Exceptions to Confidentiality in Landlord-Tenant Disputes

In general, communications between a client and their therapist are confidential. However, there are a few exceptions to this rule that may allow a landlord to contact a tenant’s therapist.

  • Consent: If the tenant has given written consent to the landlord to contact their therapist, the therapist may disclose information about the tenant to the landlord.
  • Legal Proceedings: If the landlord is involved in a legal proceeding with the tenant, the court may order the therapist to disclose information about the tenant.
  • Dangerousness: If the therapist believes that the tenant poses a danger to themselves or others, the therapist may disclose information about the tenant to the landlord.

In addition to these exceptions, there are a few states that have laws that specifically allow landlords to contact a tenant’s therapist under certain circumstances. For example, some states allow landlords to contact a tenant’s therapist if the tenant has been involved in criminal activity or if the tenant’s mental health condition is causing problems in the landlord-tenant relationship.

If you are a landlord and you are considering contacting a tenant’s therapist, it is important to weigh the potential benefits of doing so against the potential risks. On the one hand, contacting the therapist may provide you with valuable information that could help you to resolve the dispute with the tenant. On the other hand, contacting the therapist could also violate the tenant’s privacy and could damage the landlord-tenant relationship.

If you decide to contact the therapist, it is important to do so in a respectful and professional manner. You should also be prepared to answer questions from the therapist about your reasons for contacting them. If you are not comfortable contacting the therapist directly, you can also contact the state licensing board for therapists in your state.

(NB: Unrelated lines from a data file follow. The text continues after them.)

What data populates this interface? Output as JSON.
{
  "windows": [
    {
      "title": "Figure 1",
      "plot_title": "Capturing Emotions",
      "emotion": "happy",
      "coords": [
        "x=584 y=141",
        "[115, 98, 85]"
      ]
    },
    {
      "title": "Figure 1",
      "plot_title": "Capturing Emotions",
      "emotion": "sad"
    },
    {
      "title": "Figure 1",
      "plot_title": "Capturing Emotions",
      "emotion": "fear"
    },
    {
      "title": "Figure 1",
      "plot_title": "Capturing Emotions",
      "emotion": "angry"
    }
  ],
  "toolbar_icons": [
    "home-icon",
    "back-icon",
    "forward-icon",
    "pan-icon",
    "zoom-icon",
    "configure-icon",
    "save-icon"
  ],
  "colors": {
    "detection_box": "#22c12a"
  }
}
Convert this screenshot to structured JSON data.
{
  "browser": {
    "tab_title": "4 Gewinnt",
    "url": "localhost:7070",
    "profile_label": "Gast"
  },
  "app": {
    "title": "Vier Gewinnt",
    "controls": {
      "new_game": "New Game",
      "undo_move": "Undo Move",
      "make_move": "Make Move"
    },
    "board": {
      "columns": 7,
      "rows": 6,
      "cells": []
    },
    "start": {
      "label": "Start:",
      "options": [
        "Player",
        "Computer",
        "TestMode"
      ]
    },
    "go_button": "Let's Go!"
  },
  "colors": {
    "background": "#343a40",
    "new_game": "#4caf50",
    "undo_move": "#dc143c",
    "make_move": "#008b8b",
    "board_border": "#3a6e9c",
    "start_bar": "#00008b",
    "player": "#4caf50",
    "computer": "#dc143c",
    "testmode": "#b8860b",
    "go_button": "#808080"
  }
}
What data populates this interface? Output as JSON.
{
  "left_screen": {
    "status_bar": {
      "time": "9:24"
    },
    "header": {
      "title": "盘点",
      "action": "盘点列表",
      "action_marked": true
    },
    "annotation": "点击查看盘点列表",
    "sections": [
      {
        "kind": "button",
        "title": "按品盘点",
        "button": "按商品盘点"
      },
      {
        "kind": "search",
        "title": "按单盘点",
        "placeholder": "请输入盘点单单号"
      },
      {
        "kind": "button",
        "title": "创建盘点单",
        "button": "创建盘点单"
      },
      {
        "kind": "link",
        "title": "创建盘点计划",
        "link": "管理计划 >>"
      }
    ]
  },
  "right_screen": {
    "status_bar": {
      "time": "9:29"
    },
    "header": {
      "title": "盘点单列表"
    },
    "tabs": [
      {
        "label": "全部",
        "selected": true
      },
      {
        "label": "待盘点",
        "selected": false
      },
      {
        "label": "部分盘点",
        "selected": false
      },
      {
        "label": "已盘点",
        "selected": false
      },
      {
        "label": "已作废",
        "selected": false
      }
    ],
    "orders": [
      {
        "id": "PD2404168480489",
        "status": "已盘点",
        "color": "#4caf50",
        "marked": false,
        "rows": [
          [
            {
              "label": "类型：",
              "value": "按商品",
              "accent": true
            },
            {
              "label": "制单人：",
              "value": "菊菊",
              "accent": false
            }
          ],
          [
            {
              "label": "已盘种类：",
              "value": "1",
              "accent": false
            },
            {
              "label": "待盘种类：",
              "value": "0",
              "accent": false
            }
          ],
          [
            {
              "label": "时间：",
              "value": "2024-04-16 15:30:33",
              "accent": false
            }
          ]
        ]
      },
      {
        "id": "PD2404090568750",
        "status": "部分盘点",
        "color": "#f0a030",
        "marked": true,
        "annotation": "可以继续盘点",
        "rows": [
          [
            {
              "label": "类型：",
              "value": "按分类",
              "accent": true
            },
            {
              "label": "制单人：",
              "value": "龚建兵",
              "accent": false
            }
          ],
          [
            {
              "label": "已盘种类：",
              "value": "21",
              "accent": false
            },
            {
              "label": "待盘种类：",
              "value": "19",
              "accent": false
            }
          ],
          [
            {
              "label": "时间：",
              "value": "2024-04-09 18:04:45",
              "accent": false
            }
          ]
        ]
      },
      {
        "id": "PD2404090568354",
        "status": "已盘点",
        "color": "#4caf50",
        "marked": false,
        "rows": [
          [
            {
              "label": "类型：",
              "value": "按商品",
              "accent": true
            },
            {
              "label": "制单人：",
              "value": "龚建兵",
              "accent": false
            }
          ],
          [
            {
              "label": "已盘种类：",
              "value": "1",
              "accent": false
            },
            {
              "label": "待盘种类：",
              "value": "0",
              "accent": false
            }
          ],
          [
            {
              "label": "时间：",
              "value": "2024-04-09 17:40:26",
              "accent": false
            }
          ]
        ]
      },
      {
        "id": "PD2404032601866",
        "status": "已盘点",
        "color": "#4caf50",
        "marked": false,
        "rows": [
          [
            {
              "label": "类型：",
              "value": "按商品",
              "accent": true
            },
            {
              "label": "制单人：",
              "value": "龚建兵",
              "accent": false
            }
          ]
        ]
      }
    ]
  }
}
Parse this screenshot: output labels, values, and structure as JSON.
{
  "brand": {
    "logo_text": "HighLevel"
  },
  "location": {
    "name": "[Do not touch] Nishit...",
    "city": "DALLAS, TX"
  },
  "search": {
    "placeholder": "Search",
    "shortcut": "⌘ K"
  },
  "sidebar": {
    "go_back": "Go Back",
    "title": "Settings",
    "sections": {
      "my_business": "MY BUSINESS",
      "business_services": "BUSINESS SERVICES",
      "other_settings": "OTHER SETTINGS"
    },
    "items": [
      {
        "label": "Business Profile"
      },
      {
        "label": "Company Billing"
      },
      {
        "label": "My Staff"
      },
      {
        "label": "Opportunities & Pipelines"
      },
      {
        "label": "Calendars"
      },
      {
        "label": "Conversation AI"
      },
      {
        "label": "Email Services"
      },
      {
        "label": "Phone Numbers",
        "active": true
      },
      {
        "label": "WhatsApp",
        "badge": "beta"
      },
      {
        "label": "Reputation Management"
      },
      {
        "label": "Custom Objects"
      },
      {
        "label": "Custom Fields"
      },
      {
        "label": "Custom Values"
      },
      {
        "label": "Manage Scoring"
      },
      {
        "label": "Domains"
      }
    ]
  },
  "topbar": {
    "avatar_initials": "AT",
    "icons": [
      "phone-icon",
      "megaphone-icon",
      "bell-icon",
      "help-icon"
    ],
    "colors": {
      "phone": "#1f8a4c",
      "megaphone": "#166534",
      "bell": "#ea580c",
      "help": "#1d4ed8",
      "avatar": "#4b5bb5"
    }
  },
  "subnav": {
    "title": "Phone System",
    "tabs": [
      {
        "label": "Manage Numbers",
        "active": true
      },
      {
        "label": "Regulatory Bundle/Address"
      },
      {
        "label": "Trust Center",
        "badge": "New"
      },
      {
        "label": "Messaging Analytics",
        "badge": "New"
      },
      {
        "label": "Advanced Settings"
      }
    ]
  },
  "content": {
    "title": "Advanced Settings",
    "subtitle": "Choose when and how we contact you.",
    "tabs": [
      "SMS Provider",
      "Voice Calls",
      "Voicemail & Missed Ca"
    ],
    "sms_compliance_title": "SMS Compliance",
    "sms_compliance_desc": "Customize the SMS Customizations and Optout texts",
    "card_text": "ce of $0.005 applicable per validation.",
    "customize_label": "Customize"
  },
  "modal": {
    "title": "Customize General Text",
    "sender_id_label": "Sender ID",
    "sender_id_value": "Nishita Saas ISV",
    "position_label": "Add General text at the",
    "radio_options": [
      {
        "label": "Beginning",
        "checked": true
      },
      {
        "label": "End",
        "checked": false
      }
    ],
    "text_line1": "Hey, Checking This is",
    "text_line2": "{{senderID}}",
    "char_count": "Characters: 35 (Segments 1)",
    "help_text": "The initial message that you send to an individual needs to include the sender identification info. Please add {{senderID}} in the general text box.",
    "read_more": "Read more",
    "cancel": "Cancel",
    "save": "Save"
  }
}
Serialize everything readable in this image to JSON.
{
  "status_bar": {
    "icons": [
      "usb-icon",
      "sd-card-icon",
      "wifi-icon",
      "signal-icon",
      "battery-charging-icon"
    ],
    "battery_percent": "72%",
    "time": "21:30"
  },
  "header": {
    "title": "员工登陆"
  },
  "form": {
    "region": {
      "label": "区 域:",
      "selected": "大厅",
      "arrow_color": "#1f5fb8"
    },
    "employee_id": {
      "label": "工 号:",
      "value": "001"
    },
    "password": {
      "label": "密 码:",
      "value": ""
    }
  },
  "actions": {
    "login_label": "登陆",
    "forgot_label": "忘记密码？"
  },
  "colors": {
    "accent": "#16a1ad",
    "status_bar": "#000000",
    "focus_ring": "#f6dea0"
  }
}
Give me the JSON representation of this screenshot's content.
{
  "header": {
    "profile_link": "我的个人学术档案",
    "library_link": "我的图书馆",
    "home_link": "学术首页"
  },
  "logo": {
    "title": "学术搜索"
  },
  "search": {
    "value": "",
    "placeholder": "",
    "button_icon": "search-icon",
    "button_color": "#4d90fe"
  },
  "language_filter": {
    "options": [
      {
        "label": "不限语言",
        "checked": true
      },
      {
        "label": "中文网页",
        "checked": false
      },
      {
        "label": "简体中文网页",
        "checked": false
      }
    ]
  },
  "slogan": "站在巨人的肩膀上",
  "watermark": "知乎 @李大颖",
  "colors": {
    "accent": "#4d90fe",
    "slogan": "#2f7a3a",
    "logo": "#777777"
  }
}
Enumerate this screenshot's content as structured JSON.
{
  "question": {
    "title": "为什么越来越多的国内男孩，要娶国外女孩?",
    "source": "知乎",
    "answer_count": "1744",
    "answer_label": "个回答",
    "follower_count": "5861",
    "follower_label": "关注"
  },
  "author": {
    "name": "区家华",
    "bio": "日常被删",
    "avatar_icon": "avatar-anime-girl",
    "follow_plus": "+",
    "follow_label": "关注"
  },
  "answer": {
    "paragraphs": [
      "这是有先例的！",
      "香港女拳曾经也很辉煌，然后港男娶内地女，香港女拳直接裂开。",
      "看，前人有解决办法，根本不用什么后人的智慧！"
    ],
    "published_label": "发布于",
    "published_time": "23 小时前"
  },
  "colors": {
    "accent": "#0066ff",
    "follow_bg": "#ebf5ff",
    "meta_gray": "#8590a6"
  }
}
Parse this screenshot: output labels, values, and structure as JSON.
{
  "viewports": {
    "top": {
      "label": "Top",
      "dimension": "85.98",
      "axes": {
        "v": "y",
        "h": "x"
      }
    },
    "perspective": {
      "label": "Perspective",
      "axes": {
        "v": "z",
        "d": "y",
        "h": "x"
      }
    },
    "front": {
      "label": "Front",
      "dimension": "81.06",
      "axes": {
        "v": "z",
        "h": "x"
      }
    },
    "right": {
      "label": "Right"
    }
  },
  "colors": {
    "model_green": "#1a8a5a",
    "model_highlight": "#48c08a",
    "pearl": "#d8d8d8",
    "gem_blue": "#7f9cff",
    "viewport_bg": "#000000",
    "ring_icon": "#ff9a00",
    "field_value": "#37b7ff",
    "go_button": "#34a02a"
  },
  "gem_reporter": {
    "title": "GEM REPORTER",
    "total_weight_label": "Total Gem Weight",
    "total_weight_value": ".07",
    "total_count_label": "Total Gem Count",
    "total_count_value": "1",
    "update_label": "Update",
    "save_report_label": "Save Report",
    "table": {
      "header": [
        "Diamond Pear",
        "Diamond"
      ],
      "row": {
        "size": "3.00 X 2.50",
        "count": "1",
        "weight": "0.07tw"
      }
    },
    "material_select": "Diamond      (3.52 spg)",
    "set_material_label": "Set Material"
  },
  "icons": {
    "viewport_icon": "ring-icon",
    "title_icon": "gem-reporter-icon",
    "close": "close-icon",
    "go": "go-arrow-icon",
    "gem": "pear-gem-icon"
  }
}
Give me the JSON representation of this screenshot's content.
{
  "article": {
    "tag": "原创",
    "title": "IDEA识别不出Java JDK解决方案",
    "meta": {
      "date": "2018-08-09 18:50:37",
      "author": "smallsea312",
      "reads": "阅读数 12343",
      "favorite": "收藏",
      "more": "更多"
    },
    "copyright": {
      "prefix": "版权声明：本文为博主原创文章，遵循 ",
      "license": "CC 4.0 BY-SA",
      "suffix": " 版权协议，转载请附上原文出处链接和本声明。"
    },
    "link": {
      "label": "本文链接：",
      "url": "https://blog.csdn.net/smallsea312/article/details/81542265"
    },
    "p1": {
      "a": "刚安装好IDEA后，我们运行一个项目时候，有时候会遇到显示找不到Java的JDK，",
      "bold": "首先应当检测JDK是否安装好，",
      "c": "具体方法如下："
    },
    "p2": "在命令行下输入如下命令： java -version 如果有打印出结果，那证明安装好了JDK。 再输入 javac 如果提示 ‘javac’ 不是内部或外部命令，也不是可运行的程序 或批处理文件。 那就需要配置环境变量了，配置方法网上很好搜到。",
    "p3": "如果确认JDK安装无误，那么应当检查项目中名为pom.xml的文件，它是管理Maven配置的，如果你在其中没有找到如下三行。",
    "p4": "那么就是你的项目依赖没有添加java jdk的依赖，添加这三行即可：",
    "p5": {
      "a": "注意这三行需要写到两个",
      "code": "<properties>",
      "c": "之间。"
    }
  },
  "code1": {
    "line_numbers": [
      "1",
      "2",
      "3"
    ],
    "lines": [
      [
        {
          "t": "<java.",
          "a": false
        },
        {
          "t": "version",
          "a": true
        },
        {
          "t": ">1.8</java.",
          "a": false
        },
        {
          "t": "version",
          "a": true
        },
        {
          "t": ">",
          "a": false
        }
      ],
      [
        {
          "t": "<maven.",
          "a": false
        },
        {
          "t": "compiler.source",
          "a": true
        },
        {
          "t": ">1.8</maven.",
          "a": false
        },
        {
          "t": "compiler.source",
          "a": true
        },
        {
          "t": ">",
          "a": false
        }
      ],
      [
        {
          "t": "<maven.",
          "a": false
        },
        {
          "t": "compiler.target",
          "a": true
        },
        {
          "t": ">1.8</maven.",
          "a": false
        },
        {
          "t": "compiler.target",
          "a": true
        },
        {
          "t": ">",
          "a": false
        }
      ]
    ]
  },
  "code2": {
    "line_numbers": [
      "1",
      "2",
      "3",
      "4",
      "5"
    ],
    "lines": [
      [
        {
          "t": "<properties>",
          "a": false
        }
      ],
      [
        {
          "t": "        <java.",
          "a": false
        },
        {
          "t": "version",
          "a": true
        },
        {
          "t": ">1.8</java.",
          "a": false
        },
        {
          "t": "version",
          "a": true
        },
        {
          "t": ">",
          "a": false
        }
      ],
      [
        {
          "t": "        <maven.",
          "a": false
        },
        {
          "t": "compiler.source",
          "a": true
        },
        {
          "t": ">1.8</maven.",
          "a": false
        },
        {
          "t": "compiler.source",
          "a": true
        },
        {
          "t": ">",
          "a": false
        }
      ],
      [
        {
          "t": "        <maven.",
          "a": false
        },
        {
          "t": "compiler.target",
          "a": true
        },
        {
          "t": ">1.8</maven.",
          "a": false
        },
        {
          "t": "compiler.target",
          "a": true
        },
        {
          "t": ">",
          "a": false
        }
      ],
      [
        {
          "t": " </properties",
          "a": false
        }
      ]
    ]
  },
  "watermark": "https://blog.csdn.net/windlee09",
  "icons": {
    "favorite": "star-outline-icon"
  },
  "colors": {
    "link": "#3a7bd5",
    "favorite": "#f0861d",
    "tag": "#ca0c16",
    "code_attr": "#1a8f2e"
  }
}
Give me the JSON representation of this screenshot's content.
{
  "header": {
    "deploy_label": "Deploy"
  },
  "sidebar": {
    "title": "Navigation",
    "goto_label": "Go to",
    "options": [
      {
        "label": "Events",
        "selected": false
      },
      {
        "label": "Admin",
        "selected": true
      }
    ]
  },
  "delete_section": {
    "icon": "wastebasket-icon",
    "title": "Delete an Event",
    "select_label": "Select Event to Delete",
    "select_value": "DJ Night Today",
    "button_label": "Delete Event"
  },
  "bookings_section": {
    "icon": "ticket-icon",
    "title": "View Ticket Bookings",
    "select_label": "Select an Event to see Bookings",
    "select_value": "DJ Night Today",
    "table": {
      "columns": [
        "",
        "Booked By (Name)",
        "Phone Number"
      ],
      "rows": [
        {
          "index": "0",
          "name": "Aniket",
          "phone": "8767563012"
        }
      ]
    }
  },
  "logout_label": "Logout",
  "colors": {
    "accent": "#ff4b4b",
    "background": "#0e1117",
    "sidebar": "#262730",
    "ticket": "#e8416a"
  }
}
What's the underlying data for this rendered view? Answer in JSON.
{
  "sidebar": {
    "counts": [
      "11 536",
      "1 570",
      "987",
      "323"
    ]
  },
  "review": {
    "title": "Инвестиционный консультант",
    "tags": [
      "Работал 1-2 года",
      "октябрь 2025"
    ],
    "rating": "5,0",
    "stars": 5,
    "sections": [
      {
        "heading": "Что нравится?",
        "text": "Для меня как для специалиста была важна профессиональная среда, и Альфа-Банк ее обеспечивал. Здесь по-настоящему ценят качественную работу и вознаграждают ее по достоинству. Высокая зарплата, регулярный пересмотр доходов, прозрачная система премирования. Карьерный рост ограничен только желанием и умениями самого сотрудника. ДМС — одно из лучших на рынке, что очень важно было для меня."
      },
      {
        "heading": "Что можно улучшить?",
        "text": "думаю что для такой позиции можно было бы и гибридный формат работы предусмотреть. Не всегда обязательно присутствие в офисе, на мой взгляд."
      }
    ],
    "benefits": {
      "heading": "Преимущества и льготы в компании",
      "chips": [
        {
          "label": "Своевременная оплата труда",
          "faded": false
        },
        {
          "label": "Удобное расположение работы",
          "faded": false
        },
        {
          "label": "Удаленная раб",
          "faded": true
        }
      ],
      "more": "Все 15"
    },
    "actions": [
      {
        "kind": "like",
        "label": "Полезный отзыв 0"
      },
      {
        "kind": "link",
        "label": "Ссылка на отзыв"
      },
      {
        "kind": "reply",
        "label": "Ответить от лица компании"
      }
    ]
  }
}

The licensing board may be able to provide you with information about the therapist and may also be able to take disciplinary action against the therapist if they have violated the tenant’s confidentiality.

Table Summarizing Exceptions to Confidentiality in Landlord-Tenant Disputes

ExceptionDescription
ConsentThe tenant has given written consent to the landlord to contact their therapist.
Legal ProceedingsThe landlord is involved in a legal proceeding with the tenant and the court has ordered the therapist to disclose information about the tenant.
DangerousnessThe therapist believes that the tenant poses a danger to themselves or others.
State LawSome states have laws that specifically allow landlords to contact a tenant’s therapist under certain circumstances, such as if the tenant has been involved in criminal activity or if the tenant’s mental health condition is causing problems in the landlord-tenant relationship.

Thanks for sticking with me to the end of this wild ride, my friend! I know it’s a bit of a mind-bender, this whole landlord-therapist thing. But hey, that’s why I’m here – to untangle the legal knots and give you the straight scoop on your rights. Now, I’m not saying you should go blabbing your deepest, darkest secrets to your landlord. But if you need to discuss something that might affect your tenancy, like a disability or a medical condition, then you should feel confident knowing they can reach out to someone who can help. And until next time, remember, knowledge is power. Keep your eyes peeled for more legal tidbits, and don’t forget to come back and see me. I’ve got your back, my friend!